Task item: The records sit below. Return every line in them that holds the word "title".

Data to process:
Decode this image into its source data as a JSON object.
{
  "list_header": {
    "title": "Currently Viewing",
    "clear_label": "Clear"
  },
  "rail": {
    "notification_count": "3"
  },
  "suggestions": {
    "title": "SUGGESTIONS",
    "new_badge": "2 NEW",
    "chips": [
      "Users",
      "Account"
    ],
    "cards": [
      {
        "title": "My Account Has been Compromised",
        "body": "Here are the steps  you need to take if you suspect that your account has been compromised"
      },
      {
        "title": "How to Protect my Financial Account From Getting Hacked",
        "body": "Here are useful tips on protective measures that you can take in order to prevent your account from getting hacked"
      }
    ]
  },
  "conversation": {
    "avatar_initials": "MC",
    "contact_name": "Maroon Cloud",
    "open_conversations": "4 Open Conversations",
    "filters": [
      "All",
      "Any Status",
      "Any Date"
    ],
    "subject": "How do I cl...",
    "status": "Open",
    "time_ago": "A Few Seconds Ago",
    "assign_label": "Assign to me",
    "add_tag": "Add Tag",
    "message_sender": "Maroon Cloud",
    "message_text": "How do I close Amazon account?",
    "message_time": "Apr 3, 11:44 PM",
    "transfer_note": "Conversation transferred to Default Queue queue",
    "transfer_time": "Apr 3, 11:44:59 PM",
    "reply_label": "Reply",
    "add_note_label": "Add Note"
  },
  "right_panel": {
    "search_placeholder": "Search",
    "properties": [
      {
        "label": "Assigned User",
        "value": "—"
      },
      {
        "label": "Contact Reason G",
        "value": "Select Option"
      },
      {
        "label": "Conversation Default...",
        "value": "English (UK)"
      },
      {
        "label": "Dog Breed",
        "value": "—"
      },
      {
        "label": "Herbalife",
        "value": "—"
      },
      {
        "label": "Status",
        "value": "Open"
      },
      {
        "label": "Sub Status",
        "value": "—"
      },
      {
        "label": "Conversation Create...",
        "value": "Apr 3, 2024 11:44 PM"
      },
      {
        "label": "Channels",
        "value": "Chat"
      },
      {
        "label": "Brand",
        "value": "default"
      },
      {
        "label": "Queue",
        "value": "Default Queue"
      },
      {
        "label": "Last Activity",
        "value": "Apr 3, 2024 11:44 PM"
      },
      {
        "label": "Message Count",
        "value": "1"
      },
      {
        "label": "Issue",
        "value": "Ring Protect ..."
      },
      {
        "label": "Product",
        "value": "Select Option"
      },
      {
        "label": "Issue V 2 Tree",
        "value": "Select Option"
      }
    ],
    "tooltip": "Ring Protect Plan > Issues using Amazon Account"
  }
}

Written answer:
    "title": "Currently Viewing",
    "title": "SUGGESTIONS",
        "title": "My Account Has been Compromised",
        "title": "How to Protect my Financial Account From Getting Hacked",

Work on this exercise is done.